Extracted data entries:

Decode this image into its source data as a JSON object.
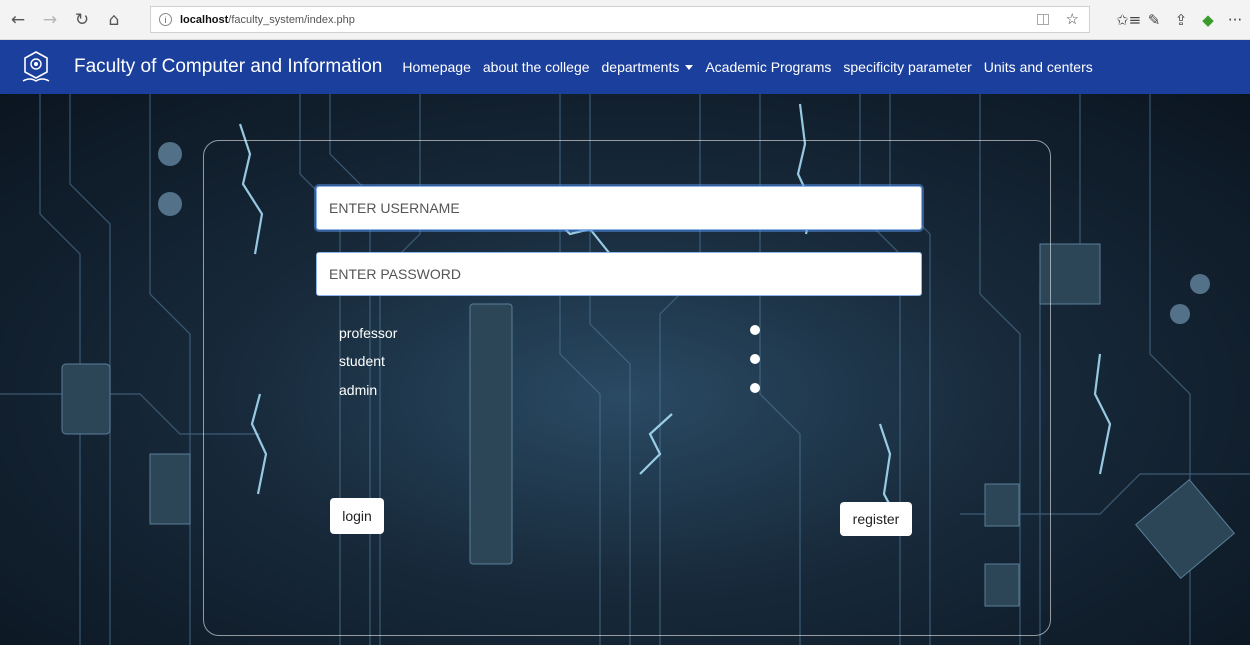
{
  "browser": {
    "back_icon": "←",
    "forward_icon": "→",
    "refresh_icon": "↻",
    "home_icon": "⌂",
    "info_icon": "i",
    "url_host": "localhost",
    "url_path": "/faculty_system/index.php",
    "favorite_icon": "☆",
    "favorites_list_icon": "✩≡",
    "notes_icon": "✎",
    "share_icon": "⇪",
    "extension_icon": "◆",
    "more_icon": "···"
  },
  "navbar": {
    "brand": "Faculty of Computer and Information",
    "items": [
      {
        "label": "Homepage"
      },
      {
        "label": "about the college"
      },
      {
        "label": "departments"
      },
      {
        "label": "Academic Programs"
      },
      {
        "label": "specificity parameter"
      },
      {
        "label": "Units and centers"
      }
    ],
    "color": "#1b3f9c"
  },
  "form": {
    "username_placeholder": "ENTER USERNAME",
    "password_placeholder": "ENTER PASSWORD",
    "roles": [
      {
        "label": "professor"
      },
      {
        "label": "student"
      },
      {
        "label": "admin"
      }
    ],
    "login_label": "login",
    "register_label": "register"
  }
}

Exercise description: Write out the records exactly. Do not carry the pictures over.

Answer section:
Decode this image into its source data as a JSON object.
{
  "browser": {
    "back_icon": "←",
    "forward_icon": "→",
    "refresh_icon": "↻",
    "home_icon": "⌂",
    "info_icon": "i",
    "url_host": "localhost",
    "url_path": "/faculty_system/index.php",
    "favorite_icon": "☆",
    "favorites_list_icon": "✩≡",
    "notes_icon": "✎",
    "share_icon": "⇪",
    "extension_icon": "◆",
    "more_icon": "···"
  },
  "navbar": {
    "brand": "Faculty of Computer and Information",
    "items": [
      {
        "label": "Homepage"
      },
      {
        "label": "about the college"
      },
      {
        "label": "departments"
      },
      {
        "label": "Academic Programs"
      },
      {
        "label": "specificity parameter"
      },
      {
        "label": "Units and centers"
      }
    ],
    "color": "#1b3f9c"
  },
  "form": {
    "username_placeholder": "ENTER USERNAME",
    "password_placeholder": "ENTER PASSWORD",
    "roles": [
      {
        "label": "professor"
      },
      {
        "label": "student"
      },
      {
        "label": "admin"
      }
    ],
    "login_label": "login",
    "register_label": "register"
  }
}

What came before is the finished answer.